US accuses Hezbollah of storing explosive chemical in Europe

Updated 18 September 2020

US accuses Hezbollah of storing explosive chemical in Europe

  • Ammonium nitrate is a chemical compound commonly used as a fertilizer, but it can be used to make explosives
  • It can also be dangerous in storage, as demonstrated by the huge explosion last month in Beirut

WASHINGTON: Militant group Hezbollah has stored chemicals that can be used to make explosives in several European countries, a senior State Department official said Thursday as he appealed to countries in Europe and elsewhere to impose bans on the organization.
Hezbollah operatives have moved ammonium nitrate from Belgium to France, Greece, Italy, Spain and Switzerland in recent years and are suspected to still be storing the material throughout Europe, said Nathan Sales, the State Department coordinator for counter-terrorism.
Ammonium nitrate is a chemical compound commonly used as a fertilizer, but it can be used to make explosives.
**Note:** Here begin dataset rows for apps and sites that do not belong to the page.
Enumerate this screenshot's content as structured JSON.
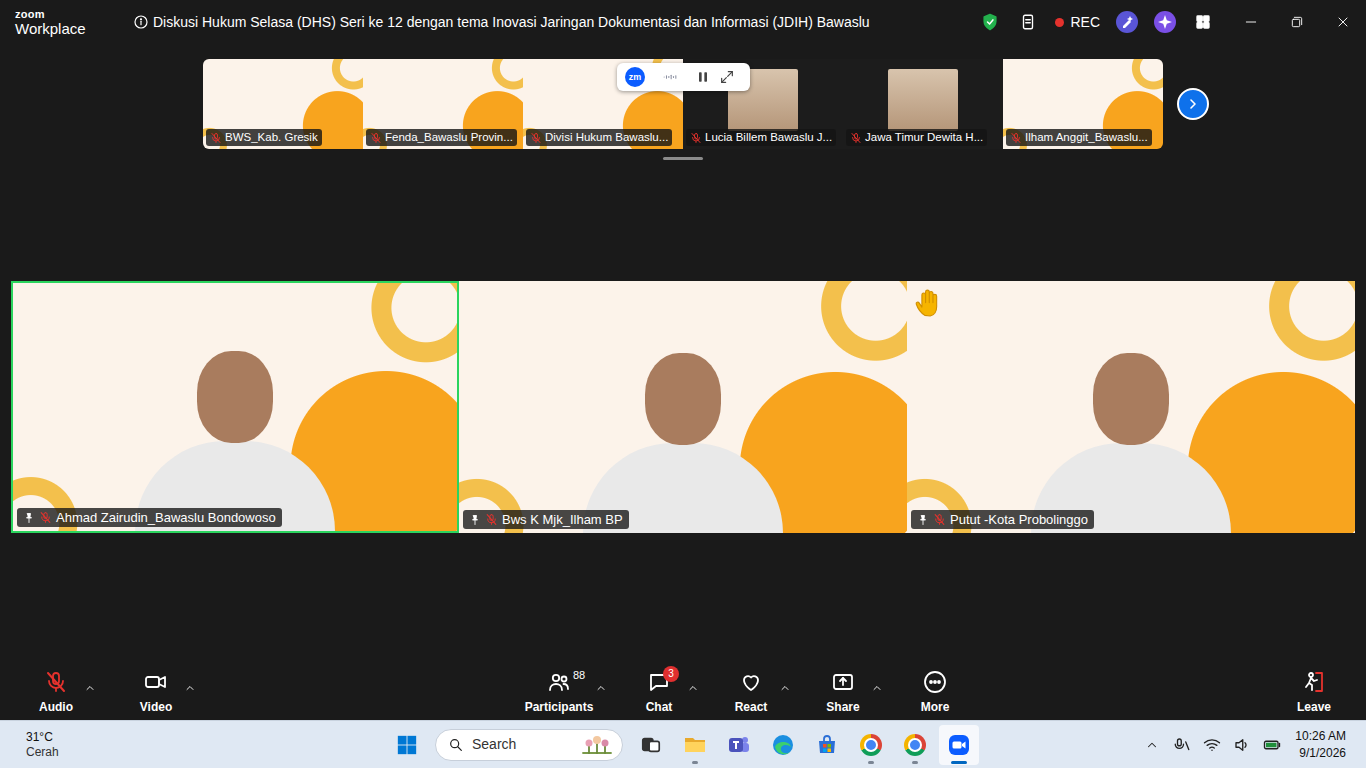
{
  "window": {
    "logo_top": "zoom",
    "logo_bottom": "Workplace",
    "title": "Diskusi Hukum Selasa (DHS) Seri ke 12 dengan tema Inovasi Jaringan Dokumentasi dan Informasi (JDIH) Bawaslu",
    "recording": true,
    "rec_label": "REC"
  },
  "thumbnails": [
    {
      "name": "BWS_Kab. Gresik",
      "muted": true,
      "kind": "slide"
    },
    {
      "name": "Fenda_Bawaslu Provin...",
      "muted": true,
      "kind": "slide"
    },
    {
      "name": "Divisi Hukum Bawaslu...",
      "muted": true,
      "kind": "slide"
    },
    {
      "name": "Lucia Billem Bawaslu J...",
      "muted": true,
      "kind": "camera"
    },
    {
      "name": "Jawa Timur Dewita H...",
      "muted": true,
      "kind": "camera"
    },
    {
      "name": "Ilham Anggit_Bawaslu...",
      "muted": true,
      "kind": "slide"
    }
  ],
  "recording_widget": {
    "logo": "zm",
    "paused": false
  },
  "gallery": [
    {
      "name": "Ahmad Zairudin_Bawaslu Bondowoso",
      "muted": true,
      "pinned": true,
      "active_speaker": true,
      "hand_raised": false
    },
    {
      "name": "Bws K Mjk_Ilham BP",
      "muted": true,
      "pinned": true,
      "active_speaker": false,
      "hand_raised": false
    },
    {
      "name": "Putut -Kota Probolinggo",
      "muted": true,
      "pinned": true,
      "active_speaker": false,
      "hand_raised": true
    }
  ],
  "toolbar": [
    {
      "label": "Audio",
      "kind": "audio",
      "muted": true
    },
    {
      "label": "Video",
      "kind": "video"
    },
    {
      "label": "Participants",
      "kind": "participants",
      "count": "88"
    },
    {
      "label": "Chat",
      "kind": "chat",
      "badge": "3"
    },
    {
      "label": "React",
      "kind": "react"
    },
    {
      "label": "Share",
      "kind": "share"
    },
    {
      "label": "More",
      "kind": "more"
    },
    {
      "label": "Leave",
      "kind": "leave"
    }
  ],
  "taskbar": {
    "weather": {
      "temp": "31°C",
      "condition": "Cerah"
    },
    "search": {
      "label": "Search"
    },
    "apps": [
      {
        "kind": "taskview",
        "running": false,
        "active": false
      },
      {
        "kind": "explorer",
        "running": true,
        "active": false
      },
      {
        "kind": "teams",
        "running": false,
        "active": false
      },
      {
        "kind": "edge",
        "running": false,
        "active": false
      },
      {
        "kind": "store",
        "running": false,
        "active": false
      },
      {
        "kind": "chrome",
        "running": true,
        "active": false
      },
      {
        "kind": "chrome",
        "running": true,
        "active": false
      },
      {
        "kind": "zoom",
        "running": true,
        "active": true
      }
    ],
    "time": "10:26 AM",
    "date": "9/1/2026"
  }
}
It can also be dangerous in storage, as demonstrated by the huge explosion last month in the Lebanese capital of Beirut.
Sales, without offering evidence, said the U.S. believes that Iran-backed Hezbollah has since 2012 transported ammonium nitrate around Europe in first aid kits with cold packs that contain the compound. The United States believes these supplies are still in place throughout Europe, possibly in Greece, Italy and Spain.
“Why would Hezbollah stockpile ammonium nitrate on European soil?" he said. “The answer is clear: Hezbollah put these weapons in place so it could conduct major terrorist attacks whenever it or its masters in Tehran deemed necessary."
Sales made the remarks in an online forum hosted by the American Jewish Committee, which has called upon more countries to ban Hezbollah and its operations.
The US has designated Hezbollah as a foreign terrorist organization since 1997, but some countries distinguish between the organization's military wing and the political wing.
The EU lists Iran-backed Hezbollah’s military wing as a banned terrorist group, but not its political wing, which has been part of Lebanese governments in recent years. Some individual countries, including Germany and the UK, have outlawed the group in its entirety. Sales called on more countries to do the same.
Hezbollah is a “unitary organization that cannot be subdivided into a military and so-called political wing," he said. Without a full ban, the group can still raise money and recruit operatives. “Hezbollah is one organization," he said. "It is a terrorist organization.”